═════ DATA IN THIS EXERCISE ═════

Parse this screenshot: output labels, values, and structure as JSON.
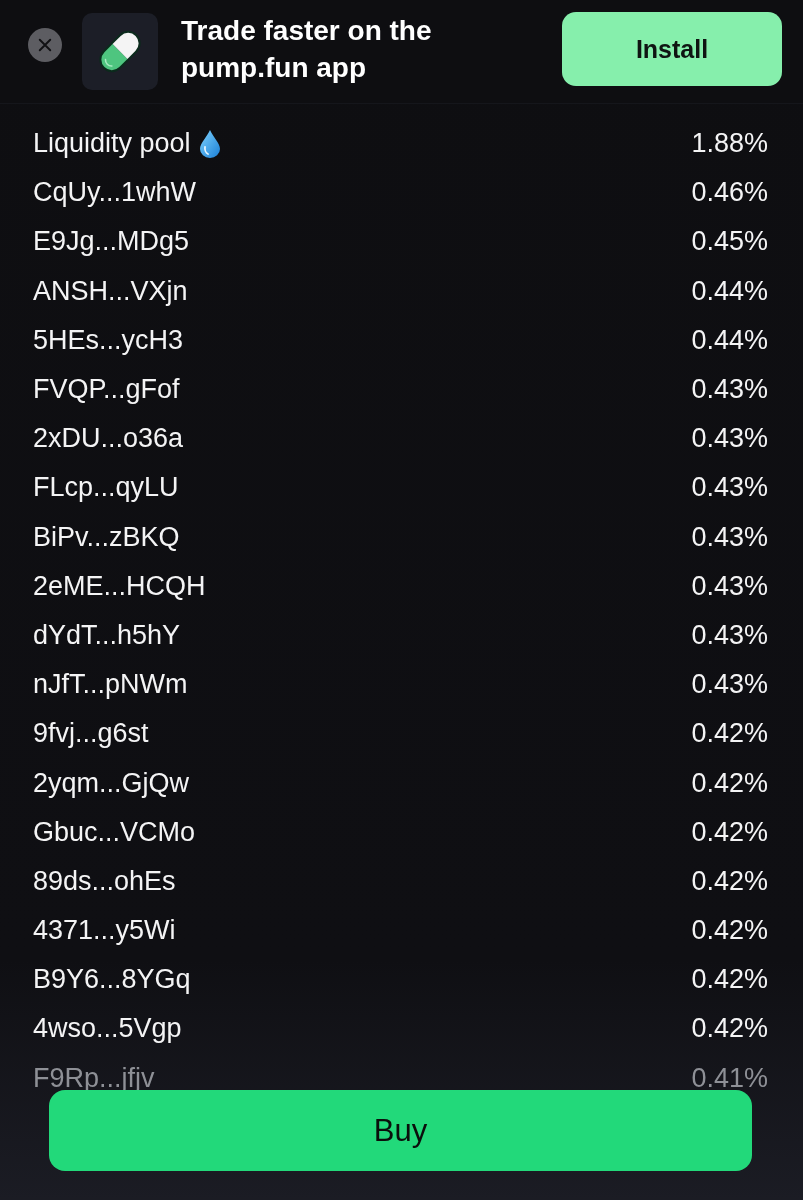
{
  "banner": {
    "title": "Trade faster on the pump.fun app",
    "install_button": "Install"
  },
  "holders": [
    {
      "kind": "pool",
      "label": "Liquidity pool",
      "share": "1.88%",
      "faded": false
    },
    {
      "kind": "wallet",
      "label": "CqUy...1whW",
      "share": "0.46%",
      "faded": false
    },
    {
      "kind": "wallet",
      "label": "E9Jg...MDg5",
      "share": "0.45%",
      "faded": false
    },
    {
      "kind": "wallet",
      "label": "ANSH...VXjn",
      "share": "0.44%",
      "faded": false
    },
    {
      "kind": "wallet",
      "label": "5HEs...ycH3",
      "share": "0.44%",
      "faded": false
    },
    {
      "kind": "wallet",
      "label": "FVQP...gFof",
      "share": "0.43%",
      "faded": false
    },
    {
      "kind": "wallet",
      "label": "2xDU...o36a",
      "share": "0.43%",
      "faded": false
    },
    {
      "kind": "wallet",
      "label": "FLcp...qyLU",
      "share": "0.43%",
      "faded": false
    },
    {
      "kind": "wallet",
      "label": "BiPv...zBKQ",
      "share": "0.43%",
      "faded": false
    },
    {
      "kind": "wallet",
      "label": "2eME...HCQH",
      "share": "0.43%",
      "faded": false
    },
    {
      "kind": "wallet",
      "label": "dYdT...h5hY",
      "share": "0.43%",
      "faded": false
    },
    {
      "kind": "wallet",
      "label": "nJfT...pNWm",
      "share": "0.43%",
      "faded": false
    },
    {
      "kind": "wallet",
      "label": "9fvj...g6st",
      "share": "0.42%",
      "faded": false
    },
    {
      "kind": "wallet",
      "label": "2yqm...GjQw",
      "share": "0.42%",
      "faded": false
    },
    {
      "kind": "wallet",
      "label": "Gbuc...VCMo",
      "share": "0.42%",
      "faded": false
    },
    {
      "kind": "wallet",
      "label": "89ds...ohEs",
      "share": "0.42%",
      "faded": false
    },
    {
      "kind": "wallet",
      "label": "4371...y5Wi",
      "share": "0.42%",
      "faded": false
    },
    {
      "kind": "wallet",
      "label": "B9Y6...8YGq",
      "share": "0.42%",
      "faded": false
    },
    {
      "kind": "wallet",
      "label": "4wso...5Vgp",
      "share": "0.42%",
      "faded": false
    },
    {
      "kind": "wallet",
      "label": "F9Rp...jfjv",
      "share": "0.41%",
      "faded": true
    }
  ],
  "buy_button": "Buy"
}
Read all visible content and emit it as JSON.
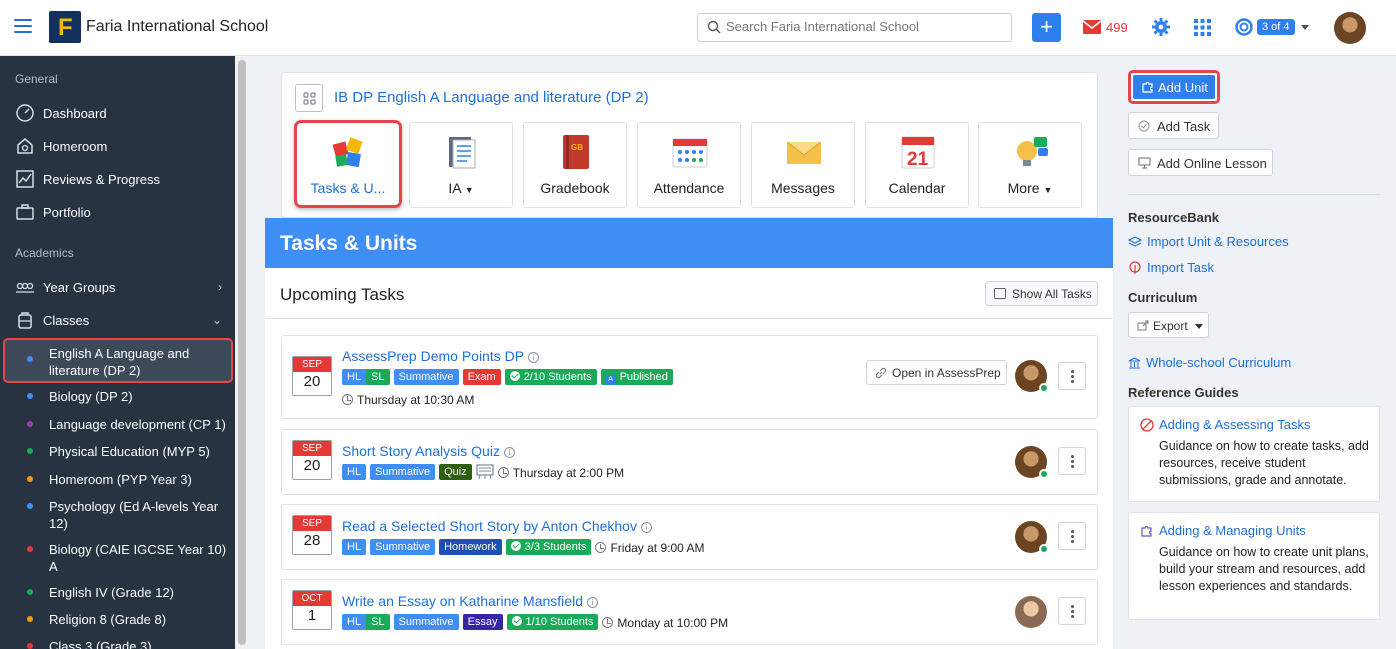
{
  "header": {
    "school_name": "Faria International School",
    "search_placeholder": "Search Faria International School",
    "mail_count": "499",
    "help_pager": "3 of 4"
  },
  "sidebar": {
    "section_general": "General",
    "general_items": [
      {
        "label": "Dashboard",
        "icon": "dashboard-icon"
      },
      {
        "label": "Homeroom",
        "icon": "homeroom-icon"
      },
      {
        "label": "Reviews & Progress",
        "icon": "chart-icon"
      },
      {
        "label": "Portfolio",
        "icon": "briefcase-icon"
      }
    ],
    "section_academics": "Academics",
    "academic_items": [
      {
        "label": "Year Groups",
        "icon": "people-icon"
      },
      {
        "label": "Classes",
        "icon": "backpack-icon"
      }
    ],
    "classes": [
      {
        "label": "English A Language and literature (DP 2)",
        "color": "#3e8ef4"
      },
      {
        "label": "Biology (DP 2)",
        "color": "#3e8ef4"
      },
      {
        "label": "Language development (CP 1)",
        "color": "#8e44ad"
      },
      {
        "label": "Physical Education (MYP 5)",
        "color": "#1aab5a"
      },
      {
        "label": "Homeroom (PYP Year 3)",
        "color": "#f39c12"
      },
      {
        "label": "Psychology (Ed A-levels Year 12)",
        "color": "#3e8ef4"
      },
      {
        "label": "Biology (CAIE IGCSE Year 10) A",
        "color": "#e53935"
      },
      {
        "label": "English IV (Grade 12)",
        "color": "#1aab5a"
      },
      {
        "label": "Religion 8 (Grade 8)",
        "color": "#f39c12"
      },
      {
        "label": "Class 3 (Grade 3)",
        "color": "#e53935"
      }
    ]
  },
  "class_header": {
    "title": "IB DP English A Language and literature (DP 2)",
    "tiles": [
      {
        "label": "Tasks & U...",
        "icon": "puzzle-icon"
      },
      {
        "label": "IA",
        "icon": "clipboard-icon"
      },
      {
        "label": "Gradebook",
        "icon": "gradebook-icon"
      },
      {
        "label": "Attendance",
        "icon": "attendance-icon"
      },
      {
        "label": "Messages",
        "icon": "envelope-icon"
      },
      {
        "label": "Calendar",
        "icon": "calendar-icon"
      },
      {
        "label": "More",
        "icon": "lightbulb-icon"
      }
    ],
    "calendar_day": "21"
  },
  "main": {
    "banner_title": "Tasks & Units",
    "upcoming_title": "Upcoming Tasks",
    "show_all_label": "Show All Tasks",
    "tasks": [
      {
        "month": "SEP",
        "day": "20",
        "title": "AssessPrep Demo Points DP",
        "tags": [
          "HL",
          "SL",
          "Summative",
          "Exam",
          "2/10 Students",
          "Published"
        ],
        "time": "Thursday at 10:30 AM",
        "open_label": "Open in AssessPrep"
      },
      {
        "month": "SEP",
        "day": "20",
        "title": "Short Story Analysis Quiz",
        "tags": [
          "HL",
          "Summative",
          "Quiz"
        ],
        "time": "Thursday at 2:00 PM"
      },
      {
        "month": "SEP",
        "day": "28",
        "title": "Read a Selected Short Story by Anton Chekhov",
        "tags": [
          "HL",
          "Summative",
          "Homework",
          "3/3 Students"
        ],
        "time": "Friday at 9:00 AM"
      },
      {
        "month": "OCT",
        "day": "1",
        "title": "Write an Essay on Katharine Mansfield",
        "tags": [
          "HL",
          "SL",
          "Summative",
          "Essay",
          "1/10 Students"
        ],
        "time": "Monday at 10:00 PM"
      }
    ]
  },
  "right_panel": {
    "add_unit": "Add Unit",
    "add_task": "Add Task",
    "add_online_lesson": "Add Online Lesson",
    "resource_bank": "ResourceBank",
    "import_unit": "Import Unit & Resources",
    "import_task": "Import Task",
    "curriculum": "Curriculum",
    "export": "Export",
    "whole_school": "Whole-school Curriculum",
    "reference_guides": "Reference Guides",
    "guides": [
      {
        "title": "Adding & Assessing Tasks",
        "desc": "Guidance on how to create tasks, add resources, receive student submissions, grade and annotate."
      },
      {
        "title": "Adding & Managing Units",
        "desc": "Guidance on how to create unit plans, build your stream and resources, add lesson experiences and standards."
      }
    ]
  },
  "colors": {
    "accent": "#2f80ed",
    "banner": "#3e8ef4",
    "sidebar": "#283341",
    "highlight": "#e6454c"
  }
}
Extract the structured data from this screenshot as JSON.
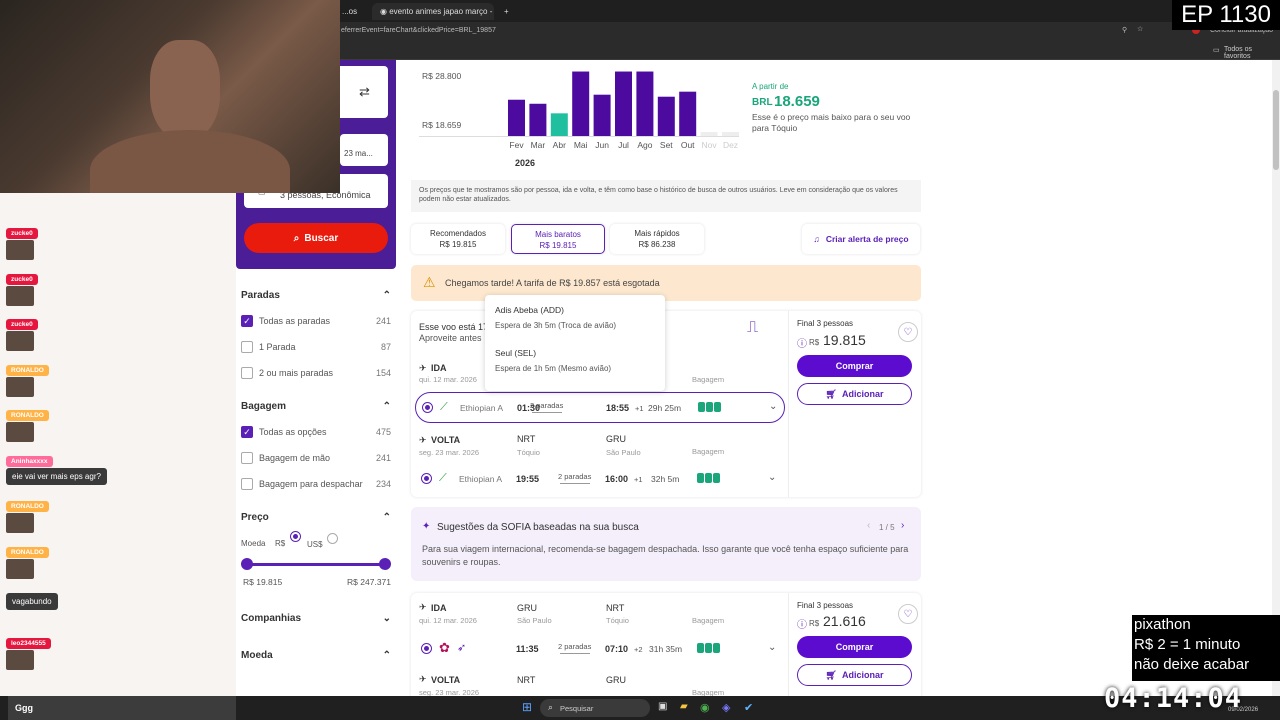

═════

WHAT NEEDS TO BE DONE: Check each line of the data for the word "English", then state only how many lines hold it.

FINAL ANSWER: 3